Requirement: Where a line of the data below has the string "sont", copy that line.
*** Task inputs
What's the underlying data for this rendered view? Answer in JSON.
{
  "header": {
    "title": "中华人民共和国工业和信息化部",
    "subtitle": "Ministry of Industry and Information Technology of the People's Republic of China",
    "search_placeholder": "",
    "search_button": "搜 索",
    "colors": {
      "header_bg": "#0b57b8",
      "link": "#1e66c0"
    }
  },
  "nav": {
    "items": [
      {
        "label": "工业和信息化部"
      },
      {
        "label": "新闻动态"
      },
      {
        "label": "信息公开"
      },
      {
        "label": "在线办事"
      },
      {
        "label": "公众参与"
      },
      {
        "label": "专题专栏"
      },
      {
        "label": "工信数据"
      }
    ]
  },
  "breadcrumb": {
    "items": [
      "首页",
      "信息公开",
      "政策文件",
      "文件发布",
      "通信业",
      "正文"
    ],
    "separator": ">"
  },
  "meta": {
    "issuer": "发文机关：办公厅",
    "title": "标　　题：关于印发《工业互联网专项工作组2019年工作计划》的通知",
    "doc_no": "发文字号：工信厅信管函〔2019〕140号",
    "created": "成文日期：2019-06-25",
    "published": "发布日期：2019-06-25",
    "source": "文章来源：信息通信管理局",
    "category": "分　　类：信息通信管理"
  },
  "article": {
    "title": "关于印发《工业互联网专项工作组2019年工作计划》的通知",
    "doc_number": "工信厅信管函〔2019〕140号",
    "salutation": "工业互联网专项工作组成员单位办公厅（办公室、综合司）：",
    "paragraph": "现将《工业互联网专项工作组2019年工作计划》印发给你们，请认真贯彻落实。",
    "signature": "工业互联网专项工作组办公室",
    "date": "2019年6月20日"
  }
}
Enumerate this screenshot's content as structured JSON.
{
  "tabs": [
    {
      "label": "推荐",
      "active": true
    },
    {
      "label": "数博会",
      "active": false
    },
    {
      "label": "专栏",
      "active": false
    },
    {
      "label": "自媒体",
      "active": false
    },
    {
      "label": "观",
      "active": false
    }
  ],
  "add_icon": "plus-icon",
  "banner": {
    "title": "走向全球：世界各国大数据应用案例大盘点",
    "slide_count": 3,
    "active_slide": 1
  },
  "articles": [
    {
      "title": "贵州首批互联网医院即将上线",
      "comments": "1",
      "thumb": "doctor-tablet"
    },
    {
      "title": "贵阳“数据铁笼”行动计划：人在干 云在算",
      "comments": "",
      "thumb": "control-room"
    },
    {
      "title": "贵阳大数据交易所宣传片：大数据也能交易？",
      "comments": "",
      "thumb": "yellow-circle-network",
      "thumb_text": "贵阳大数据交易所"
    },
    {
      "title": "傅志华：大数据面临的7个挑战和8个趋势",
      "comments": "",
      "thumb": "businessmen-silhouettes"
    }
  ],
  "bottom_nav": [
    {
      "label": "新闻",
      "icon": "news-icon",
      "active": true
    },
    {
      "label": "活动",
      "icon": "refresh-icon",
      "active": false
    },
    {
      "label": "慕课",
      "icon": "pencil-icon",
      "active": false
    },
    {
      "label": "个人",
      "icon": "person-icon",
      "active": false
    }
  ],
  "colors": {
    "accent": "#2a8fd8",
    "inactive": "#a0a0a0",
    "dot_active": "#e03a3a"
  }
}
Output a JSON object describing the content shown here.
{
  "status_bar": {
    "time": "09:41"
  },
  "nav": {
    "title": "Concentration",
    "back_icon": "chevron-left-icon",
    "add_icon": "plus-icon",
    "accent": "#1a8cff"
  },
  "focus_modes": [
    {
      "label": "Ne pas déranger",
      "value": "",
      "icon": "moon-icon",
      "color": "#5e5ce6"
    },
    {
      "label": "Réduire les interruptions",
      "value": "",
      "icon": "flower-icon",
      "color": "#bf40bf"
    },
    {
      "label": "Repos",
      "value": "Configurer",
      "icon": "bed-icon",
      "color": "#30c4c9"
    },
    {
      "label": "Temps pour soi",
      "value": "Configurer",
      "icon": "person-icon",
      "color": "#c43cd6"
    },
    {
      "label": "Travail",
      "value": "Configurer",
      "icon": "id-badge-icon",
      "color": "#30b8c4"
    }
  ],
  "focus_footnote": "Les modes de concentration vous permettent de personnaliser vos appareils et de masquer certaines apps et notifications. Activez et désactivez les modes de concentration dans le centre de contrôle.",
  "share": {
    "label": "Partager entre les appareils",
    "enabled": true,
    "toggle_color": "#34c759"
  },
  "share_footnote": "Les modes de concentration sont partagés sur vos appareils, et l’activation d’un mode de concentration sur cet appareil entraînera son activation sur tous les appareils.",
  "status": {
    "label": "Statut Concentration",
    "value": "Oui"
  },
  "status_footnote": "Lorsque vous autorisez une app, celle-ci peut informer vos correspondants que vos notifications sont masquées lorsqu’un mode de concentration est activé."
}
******
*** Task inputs
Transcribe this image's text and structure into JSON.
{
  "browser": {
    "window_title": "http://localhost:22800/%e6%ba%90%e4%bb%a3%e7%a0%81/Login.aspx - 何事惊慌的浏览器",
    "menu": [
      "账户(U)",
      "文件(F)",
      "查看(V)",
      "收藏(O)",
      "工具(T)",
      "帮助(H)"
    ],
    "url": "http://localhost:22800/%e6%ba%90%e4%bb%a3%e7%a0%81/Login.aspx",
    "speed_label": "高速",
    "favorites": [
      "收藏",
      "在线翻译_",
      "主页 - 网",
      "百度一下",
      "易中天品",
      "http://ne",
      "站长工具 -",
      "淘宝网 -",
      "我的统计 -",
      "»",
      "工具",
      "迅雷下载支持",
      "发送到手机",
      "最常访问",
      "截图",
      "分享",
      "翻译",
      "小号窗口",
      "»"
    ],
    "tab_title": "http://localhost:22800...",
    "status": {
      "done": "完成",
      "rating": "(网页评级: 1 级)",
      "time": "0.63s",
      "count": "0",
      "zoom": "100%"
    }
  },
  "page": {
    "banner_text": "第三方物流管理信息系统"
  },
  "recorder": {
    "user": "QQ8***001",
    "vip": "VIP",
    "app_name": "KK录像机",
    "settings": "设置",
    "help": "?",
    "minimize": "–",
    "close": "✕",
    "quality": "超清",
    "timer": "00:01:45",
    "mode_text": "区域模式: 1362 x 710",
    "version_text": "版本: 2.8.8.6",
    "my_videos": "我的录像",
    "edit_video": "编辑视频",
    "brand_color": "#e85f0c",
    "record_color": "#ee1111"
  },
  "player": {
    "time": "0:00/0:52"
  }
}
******
Answer for the task:
  "share_footnote": "Les modes de concentration sont partagés sur vos appareils, et l’activation d’un mode de concentration sur cet appareil entraînera son activation sur tous les appareils.",
  "status_footnote": "Lorsque vous autorisez une app, celle-ci peut informer vos correspondants que vos notifications sont masquées lorsqu’un mode de concentration est activé."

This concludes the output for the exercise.